2. $z_{170} \doteq -0.1990$ and $z_{200} \doteq 0.5381$, so we find $P(-0.1990 \lt z \lt 0.5381) \doteq 0.2836$

3. Central Limit Theorem applies with $n=9$. $\mu = 178.1$, while $\sigma = \displaystyle{\frac{40.7}{\sqrt{9}} \doteq 13.5667}$. So $z_{170} \doteq -0.5971$ and $z_{200} \doteq 1.6222$. Hence, we find $$P(-0.5971 \lt z \lt 1.6222) \doteq 0.6724$$

4. We need the $z$-score with $0.03$ in area to its right, which is approximately $1.8808$. So the value we seek is this many standard deviations above the mean. Hence, the cholesterol level we want is $x = 178.1 + 1.8808 \cdot 40.7 \doteq 254.6486$

8. Find the indicated $z$-scores:

1. one where there is $0.67$ in area to its left

2. one where there is $0.996$ in area to its right

1. $0.4399$
2. $-2.6521$

9. Men's weights follow a normal distribution with a mean of 172 pounds and a standard deviation of 29 pounds.

1. What is the probability that a randomly selected man carrying a 20 lb bag collectively weighs more than 195 lbs.

2. If an airplane is full of 213 men (and no women or children), each with a 20 lb bag, what is the probability that the total weight is greater than 41535 lbs (the weight limit for the airplane)?

1. With the bag the mean weight is $\mu = 192$. The standard deviation remains the same. $z_{195} \doteq 0.1034$. So $P(z \gt 0.1034) \doteq 0.4588$

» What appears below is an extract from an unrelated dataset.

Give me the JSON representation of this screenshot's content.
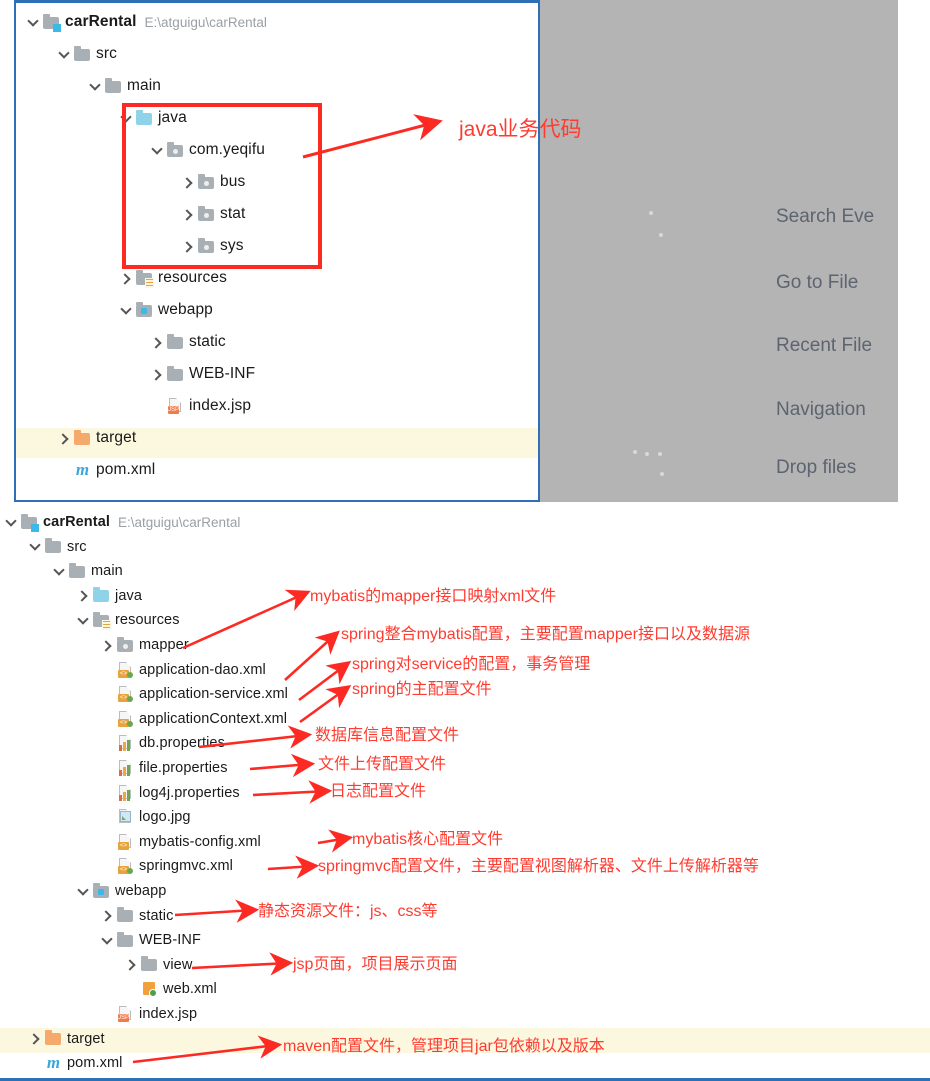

2. If the total weight is 41535 lbs, the average weight of the 213 men is 195 lbs. Central limit theorem applies. $\mu = 192$, $\displaystyle{\sigma = \frac{29}{\sqrt{213}} \doteq 1.9870}$. Thus $z_{195} = 2.1282$. So the probability of exceeding the weight limit is $P(z \gt 2.1282) \doteq 0.0167$.